Learning How to Play Poker

Learning How to Play Poker


Poker is a game that requires a lot of patience and strategy. It’s also a mentally-intensive game that shouldn’t be played when you’re tired or angry.

When you’re learning how to play poker, it’s easy to make mistakes. You can misread your opponents, and even when you’re winning, it’s easy to bet too much. Luckily, there are a few things you can do to ensure that your poker games are as enjoyable and successful as possible.

Choose Your Games Wisely

Whether you’re a professional or just playing poker for fun, it’s important to select the right limits and game variations for your bankroll. While a $1/$2 cash game with a lively table may seem ideal, it might not provide you with the best learning opportunity. It’s also helpful to be comfortable with a variety of styles and approaches at different tables, so don’t be afraid to adapt.

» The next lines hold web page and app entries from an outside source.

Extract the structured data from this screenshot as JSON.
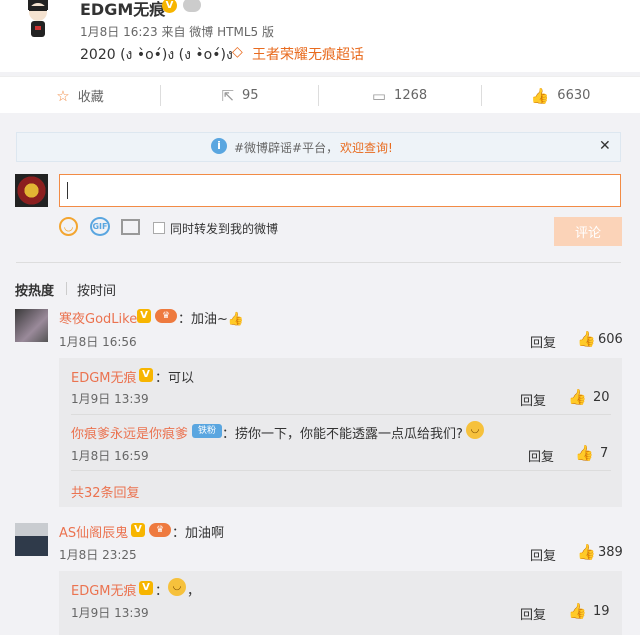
{
  "post": {
    "author": "EDGM无痕",
    "meta": "1月8日 16:23 来自 微博 HTML5 版",
    "text": "2020 (ง •̀o•́)ง (ง •̀o•́)ง",
    "topic": "王者荣耀无痕超话"
  },
  "actions": {
    "favorite": "收藏",
    "repost": "95",
    "comment": "1268",
    "like": "6630"
  },
  "notice": {
    "text": "#微博辟谣#平台，",
    "link": "欢迎查询!"
  },
  "composer": {
    "checkbox_label": "同时转发到我的微博",
    "submit_label": "评论"
  },
  "sort": {
    "hot": "按热度",
    "time": "按时间"
  },
  "comments": [
    {
      "user": "寒夜GodLike",
      "text": "：加油~👍",
      "time": "1月8日 16:56",
      "reply_label": "回复",
      "likes": "606",
      "replies": [
        {
          "user": "EDGM无痕",
          "text": "：可以",
          "time": "1月9日 13:39",
          "reply_label": "回复",
          "likes": "20"
        },
        {
          "user": "你痕爹永远是你痕爹",
          "badge": "铁粉",
          "text": "：捞你一下，你能不能透露一点瓜给我们?",
          "time": "1月8日 16:59",
          "reply_label": "回复",
          "likes": "7"
        }
      ],
      "more": "共32条回复"
    },
    {
      "user": "AS仙阁辰鬼",
      "text": "：加油啊",
      "time": "1月8日 23:25",
      "reply_label": "回复",
      "likes": "389",
      "replies": [
        {
          "user": "EDGM无痕",
          "text": "，",
          "time": "1月9日 13:39",
          "reply_label": "回复",
          "likes": "19"
        }
      ]
    }
  ]
}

Position is Very Important

Ideally, you should always be playing in the late position. This will give you more information about your opponents and help you take advantage of bluffing opportunities. Acting first will only give you limited information, and your opponents will often know where you stand before you do.

If you have a good hand, it’s often better to raise the pot rather than match a previous bet or fold. This will allow you to keep your chips in the pot and increase your odds of winning a big hand.

Betting is a crucial part of the game of poker. If you don’t bet when you have a good hand, your opponent will most likely be able to get away with a big bluff and win the pot.

You can bet a certain amount of money before you show your cards, or you can place an ante to the pot. You can re-raise at any time, and you can call another player’s bet or fold when you don’t want to match it.

The most common poker hands are straights, flushes and full houses. A straight is any five cards of consecutive rank, while a flush is any five cards of the same suit.

A full house is made up of 3 matching cards of the same rank, along with 2 other unmatched cards. A pair is two matching cards of one rank and another of a different rank, along with one unmatched card.

It’s always best to bluff when you have a strong hand, but you should be careful to make sure you aren’t overly aggressive. This can be very expensive and will cause the pot to grow too quickly.

If you are in a bad spot at a poker table, it’s often better to ask for a table change and move on. You can do this at any online poker site or in a land-based casino, and the chances are good that you will be moved to a new table with better players.

It’s also helpful to pay attention to your opponents’ betting patterns and the types of hands they typically make. This will help you develop a strategy for dealing with specific types of players and situations.